Spotlight on Shop Floor Job Training
June 21, 2011
As part of a major skills initiative, President Obama this month announced his endorsement of a manufacturing skills credentialing system to boost jobs growth.
Announced last year, the Skills for America's Future initiative has already seen the U.S. Department of Labor make available $2 billion to higher education institutions nationwide and develop a new industry-standard manufacturing credential system, as well as the Health and Human Services expand training programs.
The expansion plans would develop upon these achievements to help students access credential programs and liaise with industry professionals.
Key among the goals laid out is a new credentialing system for U.S. workers on the shop floor.
"One of the challenges in today's manufacturing sector is the lack of a standardized credentialing system that manufacturing firms recognize as useful preparation for their unfilled jobs," Obama said. "As a result, students often spend time and money on training that can have little value to potential employers while employers have difficulty identifying which credentials are of value and should influence hiring and promotions."
The Manufacturing Extension Partnership (MEP) will work with The Manufacturing Institute to introduce to community colleges in 30 states a curriculum based on the National Association of Manufacturers' (NAM) advanced manufacturing skills certification system. The 60 centers of the national MEP system will serve as the "boots on the ground" with local manufacturers to educate them about the value the NAM-endorsed skills certification system to their business so that they utilize the skills certification system in their recruitment and hiring efforts.
Additionally, the MEP will provide input to The Manufacturing Institute about aggregate skill needs of manufacturers by industry and geography so that certification systems can remain dynamic and evolving.
"Manufacturers have long supported the Institute's Skills Certification System because it offers results that lead to more productivity and innovation," NAM President and CEO Jay Timmons said in a statement. "This systematic approach is a terrific example of what we can accomplish when job creators and educators come together.
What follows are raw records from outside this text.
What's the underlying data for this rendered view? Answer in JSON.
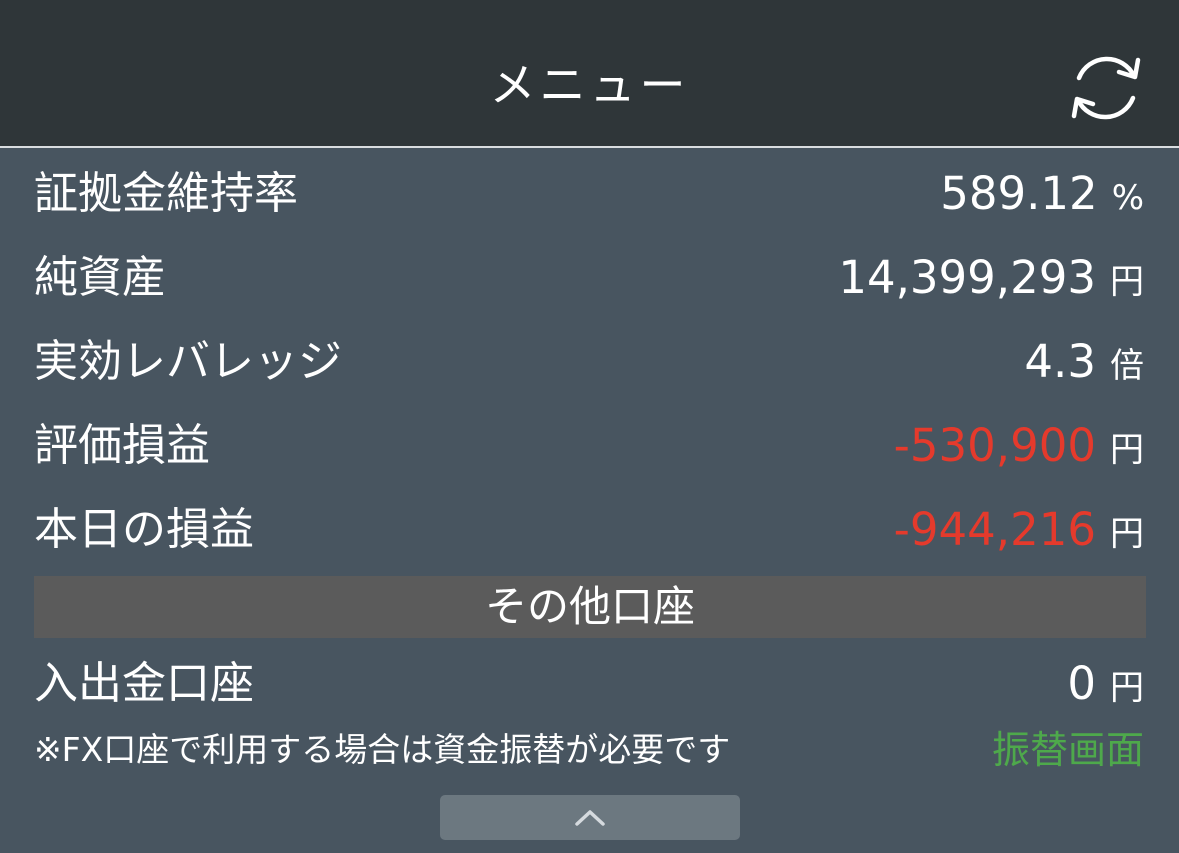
{
  "header": {
    "title": "メニュー",
    "refresh_icon": "refresh-icon"
  },
  "account": {
    "rows": [
      {
        "label": "証拠金維持率",
        "value": "589.12",
        "unit": "%",
        "negative": false
      },
      {
        "label": "純資産",
        "value": "14,399,293",
        "unit": "円",
        "negative": false
      },
      {
        "label": "実効レバレッジ",
        "value": "4.3",
        "unit": "倍",
        "negative": false
      },
      {
        "label": "評価損益",
        "value": "-530,900",
        "unit": "円",
        "negative": true
      },
      {
        "label": "本日の損益",
        "value": "-944,216",
        "unit": "円",
        "negative": true
      }
    ]
  },
  "other_accounts": {
    "section_title": "その他口座",
    "deposit_row": {
      "label": "入出金口座",
      "value": "0",
      "unit": "円"
    },
    "note": "※FX口座で利用する場合は資金振替が必要です",
    "transfer_link": "振替画面"
  },
  "footer": {
    "collapse_icon": "chevron-up-icon"
  },
  "colors": {
    "background": "#485560",
    "header": "#2f3639",
    "negative": "#e53a2c",
    "link": "#4ea94b",
    "section": "#5b5b5b"
  }
}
"These certified training programs build the skills valued by potential employers, and those who complete the certification have access to higher paying jobs," Timmons continued.
Douglas K. Woods, president of the Association for Manufacturing Technology, also praised Obama's endorsement of the manufacturing skills credentialing system, saying in a statement, "I am encouraged by the President's speech today that he understands the importance of training and credentialing to building a manufacturing 'smartforce.' The factory floor today is very different from what it used to be, and we need workers who are up to the job."
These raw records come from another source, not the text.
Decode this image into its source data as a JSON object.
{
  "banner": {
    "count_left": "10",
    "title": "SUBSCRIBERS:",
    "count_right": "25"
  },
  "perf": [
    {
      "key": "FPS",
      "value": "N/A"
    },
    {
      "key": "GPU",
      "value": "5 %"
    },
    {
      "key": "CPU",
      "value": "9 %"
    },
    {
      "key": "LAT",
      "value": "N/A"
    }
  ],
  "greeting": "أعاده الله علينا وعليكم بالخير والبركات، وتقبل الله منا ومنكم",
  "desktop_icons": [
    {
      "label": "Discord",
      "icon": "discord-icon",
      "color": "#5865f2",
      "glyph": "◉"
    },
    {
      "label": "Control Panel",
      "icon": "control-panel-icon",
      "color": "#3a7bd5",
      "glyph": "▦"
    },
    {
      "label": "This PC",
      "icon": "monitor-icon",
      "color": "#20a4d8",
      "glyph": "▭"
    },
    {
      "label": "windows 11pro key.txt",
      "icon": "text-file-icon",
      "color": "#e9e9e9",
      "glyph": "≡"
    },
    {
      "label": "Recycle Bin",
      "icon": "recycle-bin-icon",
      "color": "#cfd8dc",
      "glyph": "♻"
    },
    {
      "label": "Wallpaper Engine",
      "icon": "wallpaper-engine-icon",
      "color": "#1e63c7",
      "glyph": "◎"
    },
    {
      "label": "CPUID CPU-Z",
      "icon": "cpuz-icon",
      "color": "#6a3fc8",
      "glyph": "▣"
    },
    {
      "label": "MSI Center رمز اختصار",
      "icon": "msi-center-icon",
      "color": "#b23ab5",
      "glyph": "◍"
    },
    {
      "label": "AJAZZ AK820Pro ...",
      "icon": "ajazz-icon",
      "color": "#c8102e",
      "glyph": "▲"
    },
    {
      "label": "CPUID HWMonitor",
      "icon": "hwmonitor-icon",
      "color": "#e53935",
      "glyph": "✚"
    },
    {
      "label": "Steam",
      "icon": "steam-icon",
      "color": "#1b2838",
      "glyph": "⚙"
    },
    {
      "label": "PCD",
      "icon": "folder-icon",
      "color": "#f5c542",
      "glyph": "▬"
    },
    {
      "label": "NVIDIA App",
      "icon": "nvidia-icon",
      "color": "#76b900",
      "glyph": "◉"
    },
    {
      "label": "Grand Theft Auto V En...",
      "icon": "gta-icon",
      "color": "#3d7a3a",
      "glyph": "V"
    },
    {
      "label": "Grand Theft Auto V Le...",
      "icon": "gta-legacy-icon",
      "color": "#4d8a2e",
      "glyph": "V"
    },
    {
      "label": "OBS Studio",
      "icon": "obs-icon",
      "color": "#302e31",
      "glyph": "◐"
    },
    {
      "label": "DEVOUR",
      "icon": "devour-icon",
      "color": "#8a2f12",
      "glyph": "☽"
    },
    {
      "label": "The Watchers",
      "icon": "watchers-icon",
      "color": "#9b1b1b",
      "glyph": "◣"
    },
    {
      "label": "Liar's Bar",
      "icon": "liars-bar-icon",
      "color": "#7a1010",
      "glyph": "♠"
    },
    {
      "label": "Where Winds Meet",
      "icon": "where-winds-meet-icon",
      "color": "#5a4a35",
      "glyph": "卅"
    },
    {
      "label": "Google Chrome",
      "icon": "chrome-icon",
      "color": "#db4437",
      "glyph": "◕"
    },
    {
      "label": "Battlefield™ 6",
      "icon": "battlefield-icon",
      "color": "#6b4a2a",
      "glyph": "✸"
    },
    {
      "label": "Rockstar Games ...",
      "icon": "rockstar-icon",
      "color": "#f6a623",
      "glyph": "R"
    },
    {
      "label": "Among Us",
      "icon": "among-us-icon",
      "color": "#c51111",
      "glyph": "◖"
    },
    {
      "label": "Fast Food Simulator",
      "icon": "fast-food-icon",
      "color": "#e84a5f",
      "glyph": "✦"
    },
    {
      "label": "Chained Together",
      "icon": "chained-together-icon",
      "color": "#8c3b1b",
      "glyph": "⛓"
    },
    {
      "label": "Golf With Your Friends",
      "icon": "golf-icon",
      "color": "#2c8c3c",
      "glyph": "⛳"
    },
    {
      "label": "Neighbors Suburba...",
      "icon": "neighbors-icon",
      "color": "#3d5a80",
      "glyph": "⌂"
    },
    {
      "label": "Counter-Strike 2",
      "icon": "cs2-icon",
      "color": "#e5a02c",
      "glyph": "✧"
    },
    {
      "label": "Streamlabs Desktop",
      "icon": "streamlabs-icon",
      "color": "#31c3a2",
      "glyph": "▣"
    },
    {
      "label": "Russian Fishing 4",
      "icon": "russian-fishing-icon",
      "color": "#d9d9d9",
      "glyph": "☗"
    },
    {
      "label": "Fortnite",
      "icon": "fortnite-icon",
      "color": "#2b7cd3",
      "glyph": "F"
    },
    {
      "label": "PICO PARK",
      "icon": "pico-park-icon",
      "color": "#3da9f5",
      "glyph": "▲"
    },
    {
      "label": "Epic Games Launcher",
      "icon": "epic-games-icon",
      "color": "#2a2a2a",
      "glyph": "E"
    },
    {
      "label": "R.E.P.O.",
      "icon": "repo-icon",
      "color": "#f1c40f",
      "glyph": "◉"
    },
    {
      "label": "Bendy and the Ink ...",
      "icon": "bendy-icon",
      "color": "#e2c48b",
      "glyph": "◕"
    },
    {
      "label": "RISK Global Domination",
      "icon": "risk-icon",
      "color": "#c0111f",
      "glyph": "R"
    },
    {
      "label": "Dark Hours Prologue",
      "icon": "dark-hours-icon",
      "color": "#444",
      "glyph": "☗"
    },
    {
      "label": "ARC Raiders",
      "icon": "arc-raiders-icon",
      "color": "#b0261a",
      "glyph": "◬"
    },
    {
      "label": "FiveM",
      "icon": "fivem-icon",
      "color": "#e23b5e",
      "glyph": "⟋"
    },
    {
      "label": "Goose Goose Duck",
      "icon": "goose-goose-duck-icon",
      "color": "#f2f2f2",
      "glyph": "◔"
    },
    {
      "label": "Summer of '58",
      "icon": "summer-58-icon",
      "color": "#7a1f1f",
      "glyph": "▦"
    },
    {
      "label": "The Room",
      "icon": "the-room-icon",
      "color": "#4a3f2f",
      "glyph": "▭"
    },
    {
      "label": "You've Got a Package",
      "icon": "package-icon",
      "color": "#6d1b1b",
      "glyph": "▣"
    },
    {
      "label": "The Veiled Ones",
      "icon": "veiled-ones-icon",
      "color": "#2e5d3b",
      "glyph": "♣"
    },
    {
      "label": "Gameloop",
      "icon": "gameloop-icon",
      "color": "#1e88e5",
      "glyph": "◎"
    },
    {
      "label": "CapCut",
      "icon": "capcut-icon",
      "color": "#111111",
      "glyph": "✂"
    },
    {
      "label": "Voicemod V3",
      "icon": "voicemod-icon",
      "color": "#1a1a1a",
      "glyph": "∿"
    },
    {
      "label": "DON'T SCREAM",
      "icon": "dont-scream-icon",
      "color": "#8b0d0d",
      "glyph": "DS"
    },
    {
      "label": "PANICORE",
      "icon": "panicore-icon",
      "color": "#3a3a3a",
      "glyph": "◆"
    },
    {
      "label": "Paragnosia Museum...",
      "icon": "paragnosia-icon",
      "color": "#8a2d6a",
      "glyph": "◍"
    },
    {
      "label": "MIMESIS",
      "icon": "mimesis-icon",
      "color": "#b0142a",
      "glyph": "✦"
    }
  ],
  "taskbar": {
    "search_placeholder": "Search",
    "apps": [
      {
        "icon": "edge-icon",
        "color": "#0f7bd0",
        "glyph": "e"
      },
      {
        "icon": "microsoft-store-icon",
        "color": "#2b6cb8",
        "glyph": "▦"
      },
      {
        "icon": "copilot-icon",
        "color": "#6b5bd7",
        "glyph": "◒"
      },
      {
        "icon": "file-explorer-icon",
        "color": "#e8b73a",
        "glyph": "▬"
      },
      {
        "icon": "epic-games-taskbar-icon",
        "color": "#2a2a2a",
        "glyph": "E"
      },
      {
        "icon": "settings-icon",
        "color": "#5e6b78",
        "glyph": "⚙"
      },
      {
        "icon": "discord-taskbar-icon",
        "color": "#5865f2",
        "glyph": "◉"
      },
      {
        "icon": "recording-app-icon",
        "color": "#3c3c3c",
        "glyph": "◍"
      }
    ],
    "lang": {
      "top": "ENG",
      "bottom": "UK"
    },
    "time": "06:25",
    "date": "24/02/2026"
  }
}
The ultimate goal of the Skills for America's Future initiative is to help 500,000 community college students obtain professional credentials for manufacturing jobs.
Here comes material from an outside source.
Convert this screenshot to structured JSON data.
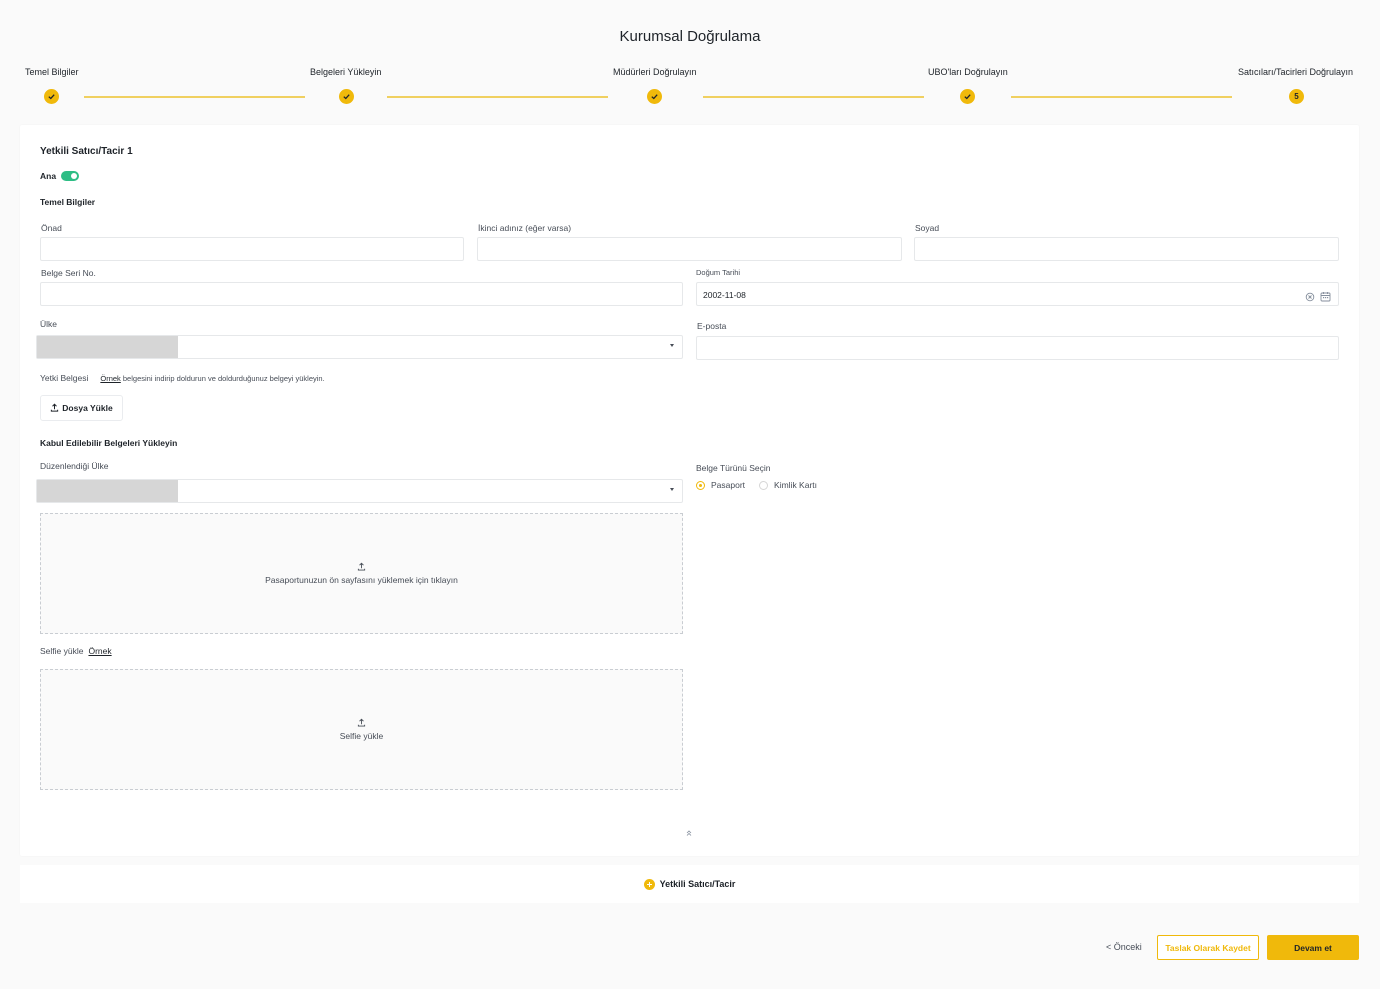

Among the initiative's other proposed goals:
- Developing High School Pathways Air Products and SkillsUSA will establish programs in 3,500 member high schools and 200 colleges to introduce the credentialing system above to younger students.
- Pipeline Online Resource Futures Inc. and the Manufacturing Institute will develop an online resource called Pipeline that will function as an accessible career planning website for students interested in manufacturing careers.
- Discover Your Skills Marketing Discovery Communications will develop a marketing campaign of PSAs and internet media to promote the credentialing programs.
- Assisting At-Risk Youth Jobs for America's Graduates will team with Archer Daniels Midland Company to complete a five-year goal of helping 30,000 high-risk young people obtain professional credentials.
- Mentoring Programs The Society of Manufacturing Engineers (SME), the SME Education Foundation and the National Action Council for Minorities in Engineering and the National Academy Foundation will work together to provide mentorship programs to 5,000 young people.
The president explained that investments in the Skills for America's Future initiative will strengthen the economy to compete with foreign manufacturing. "The fact is, we understand what it takes to build a stronger economy," he told the crowd in Northern Virginia. "We know it's going to require investing in research and technology that will lead to new ideas and new industries. We know it means building the infrastructure, the roads and bridges, and manufacturing the new products here in the United States of America that create good jobs.
"Above all," Obama continued, "it requires training and educating our citizens to out-compete workers from other countries."
Remarks by the President at a Skills for America's Future Manufacturing Event The White House, June 8, 2011
Responding to President Obama's Call to Action, Skill for America's Future Announces New Partnerships & Advisory Board by Jeff Harris The Aspen Institute, June 8, 2011
Manufacturers: Job Training Vital to Nation's Competitiveness National Association of Manufacturers, June 8, 2011
Manufacturing Technology Suppliers Commend President's Skills Initiative
Association for Manufacturing Technology, June 8, 2011